BufferQueue is a data structure that combines a buffer pool with a queue and uses Binder IPC to pass buffers between processes. The producer interface, or what you pass to somebody who wants to generate graphic buffers, is IGraphicBufferProducer (part of SurfaceTexture). BufferQueue is often used to render to a Surface and consume with a GL Consumer, among other tasks.
BufferQueue can operate in three different modes:
Synchronous-like mode - BufferQueue by default operates in a synchronous-like mode, in which every buffer that comes in from the producer goes out at the consumer. No buffer is ever discarded in this mode. And if the producer is too fast and creates buffers faster than they are being drained, it will block and wait for free buffers.
Non-blocking mode - BufferQueue can also operate in a non-blocking mode where it generates an error rather than waiting for a buffer in those cases. No buffer is ever discarded in this mode either. This is useful for avoiding potential deadlocks in application software that may not understand the complex dependencies of the graphics framework.
Discard mode - Finally, BufferQueue may be configured to discard old buffers rather than generate errors or wait. For instance, if conducting GL rendering to a texture view and drawing as quickly as possible, buffers must be dropped.
To conduct most of this work, SurfaceFlinger acts as just another OpenGL ES client.
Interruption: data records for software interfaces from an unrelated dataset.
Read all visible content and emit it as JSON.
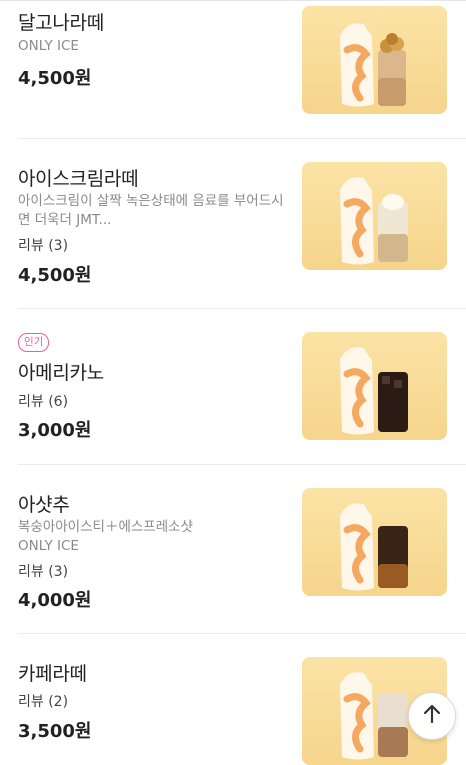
{
  "menu": {
    "items": [
      {
        "name": "달고나라떼",
        "badge": "",
        "desc": "ONLY ICE",
        "review": "",
        "price": "4,500원",
        "drink": "dalgona"
      },
      {
        "name": "아이스크림라떼",
        "badge": "",
        "desc": "아이스크림이 살짝 녹은상태에 음료를 부어드시면 더욱더 JMT...",
        "review": "리뷰 (3)",
        "price": "4,500원",
        "drink": "icecream"
      },
      {
        "name": "아메리카노",
        "badge": "인기",
        "desc": "",
        "review": "리뷰 (6)",
        "price": "3,000원",
        "drink": "americano"
      },
      {
        "name": "아샷추",
        "badge": "",
        "desc": "복숭아아이스티＋에스프레소샷\nONLY ICE",
        "review": "리뷰 (3)",
        "price": "4,000원",
        "drink": "ashotchu"
      },
      {
        "name": "카페라떼",
        "badge": "",
        "desc": "",
        "review": "리뷰 (2)",
        "price": "3,500원",
        "drink": "latte"
      }
    ]
  },
  "scroll_top": {
    "icon": "arrow-up-icon"
  }
}
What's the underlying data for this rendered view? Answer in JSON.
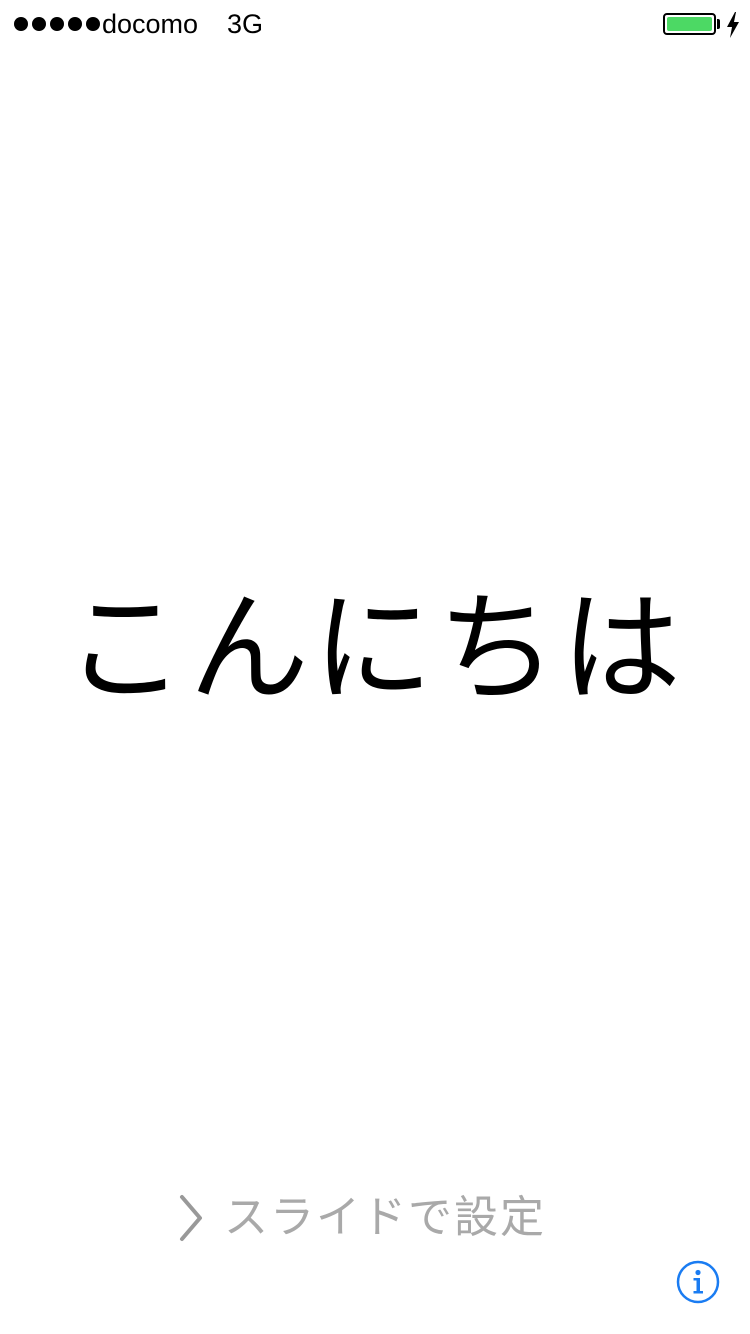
{
  "status_bar": {
    "signal_bars": 5,
    "carrier": "docomo",
    "network": "3G",
    "battery_level": 1.0,
    "charging": true,
    "icons": [
      "signal-icon",
      "battery-icon",
      "charging-icon"
    ]
  },
  "greeting": {
    "text": "こんにちは"
  },
  "slide_to_setup": {
    "label": "スライドで設定",
    "icon": "chevron-right-icon"
  },
  "info_button": {
    "icon": "info-icon"
  },
  "colors": {
    "background": "#ffffff",
    "text": "#000000",
    "battery_fill": "#4cd964",
    "slide_label": "#a9a9a9",
    "chevron": "#999999",
    "info_accent": "#1a7cf2"
  }
}
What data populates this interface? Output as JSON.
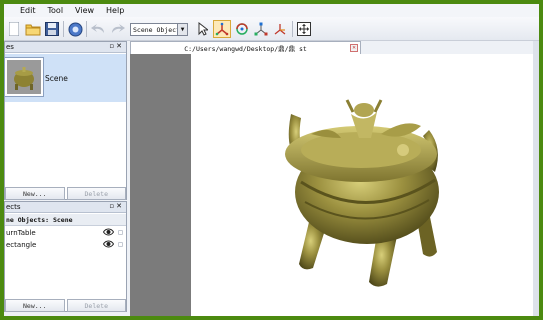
{
  "menu": {
    "items": [
      "Edit",
      "Tool",
      "View",
      "Help"
    ]
  },
  "toolbar": {
    "mode_select": "Scene Object",
    "buttons": [
      "open-folder-icon",
      "save-icon",
      "render-icon",
      "undo-icon",
      "redo-icon",
      "select-arrow-icon",
      "move-axis-icon",
      "rotate-icon",
      "scale-icon",
      "axis-icon",
      "fit-view-icon"
    ],
    "active": "move-axis-icon",
    "accent": "#fde9b8"
  },
  "scenes_panel": {
    "title": "es",
    "items": [
      {
        "label": "Scene"
      }
    ],
    "new_label": "New...",
    "delete_label": "Delete"
  },
  "objects_panel": {
    "title": "ects",
    "header": "ne Objects: Scene",
    "items": [
      {
        "label": "urnTable"
      },
      {
        "label": "ectangle"
      }
    ],
    "new_label": "New...",
    "delete_label": "Delete"
  },
  "document": {
    "tab_title": "C:/Users/wangwd/Desktop/鼎/鼎 st",
    "close_label": "✕"
  },
  "colors": {
    "frame_border": "#4c8a10",
    "selection": "#cfe1f7",
    "viewport_bg": "#ffffff",
    "gutter": "#7b7b7b",
    "bronze": "#8f8a3a"
  }
}
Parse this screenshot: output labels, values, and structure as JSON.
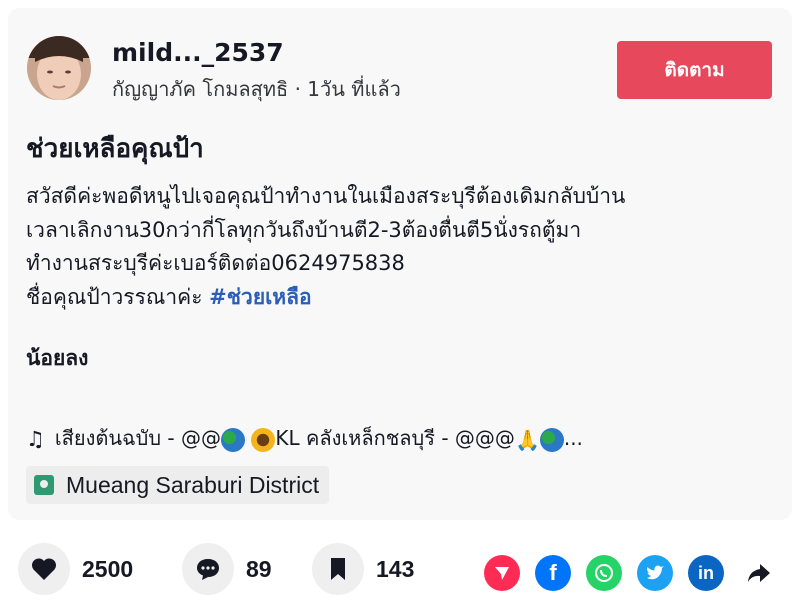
{
  "post": {
    "username": "mild..._2537",
    "subline": "กัญญาภัค โกมลสุทธิ · 1วัน ที่แล้ว",
    "follow_label": "ติดตาม",
    "title": "ช่วยเหลือคุณป้า",
    "description_lines": [
      "สวัสดีค่ะพอดีหนูไปเจอคุณป้าทำงานในเมืองสระบุรีต้องเดิมกลับบ้าน",
      "เวลาเลิกงาน30กว่ากี่โลทุกวันถึงบ้านตี2-3ต้องตื่นตี5นั่งรถตู้มา",
      "ทำงานสระบุรีค่ะเบอร์ติดต่อ0624975838",
      "ชื่อคุณป้าวรรณาค่ะ"
    ],
    "hashtag": "#ช่วยเหลือ",
    "less_label": "น้อยลง",
    "music_note": "♫",
    "music_part1": "เสียงต้นฉบับ - @@",
    "music_part2": "KL คลังเหล็กชลบุรี - @@@",
    "music_ellipsis": "...",
    "location": "Mueang Saraburi District"
  },
  "actions": {
    "likes": "2500",
    "comments": "89",
    "saves": "143"
  },
  "share": {
    "icons": [
      "send-icon",
      "facebook-icon",
      "whatsapp-icon",
      "twitter-icon",
      "linkedin-icon",
      "forward-icon"
    ],
    "colors": {
      "send": "#fe2c55",
      "facebook": "#0075fa",
      "whatsapp": "#25d366",
      "twitter": "#1da1f2",
      "linkedin": "#0a66c2"
    }
  },
  "colors": {
    "follow_button": "#e8485c",
    "hashtag": "#2b5db9",
    "location_icon": "#2d9a72"
  }
}
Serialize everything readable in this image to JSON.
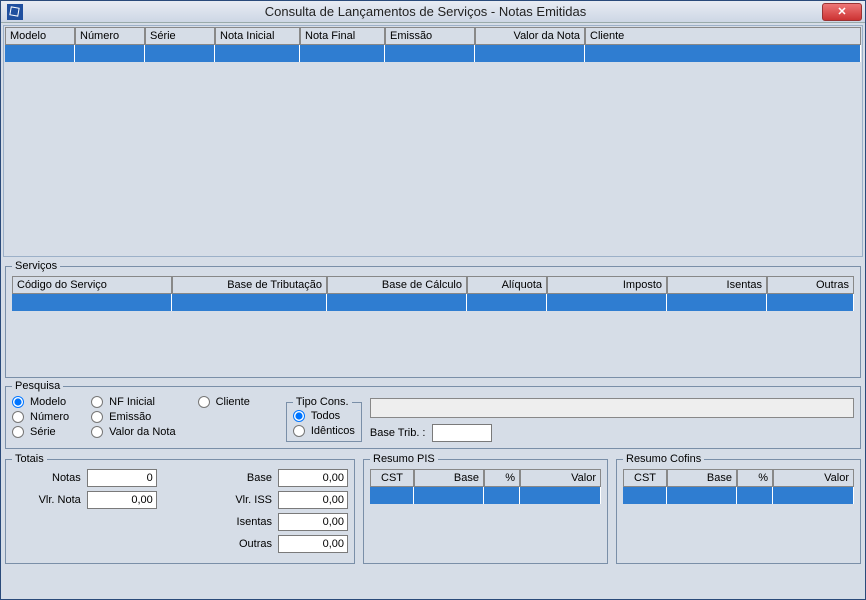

So when SurfaceFlinger is actively compositing one buffer or two into a third, for instance, it is using OpenGL ES.
The Hardware Composer HAL conducts the other half of the work. This HAL acts as the central point for all Android graphics rendering.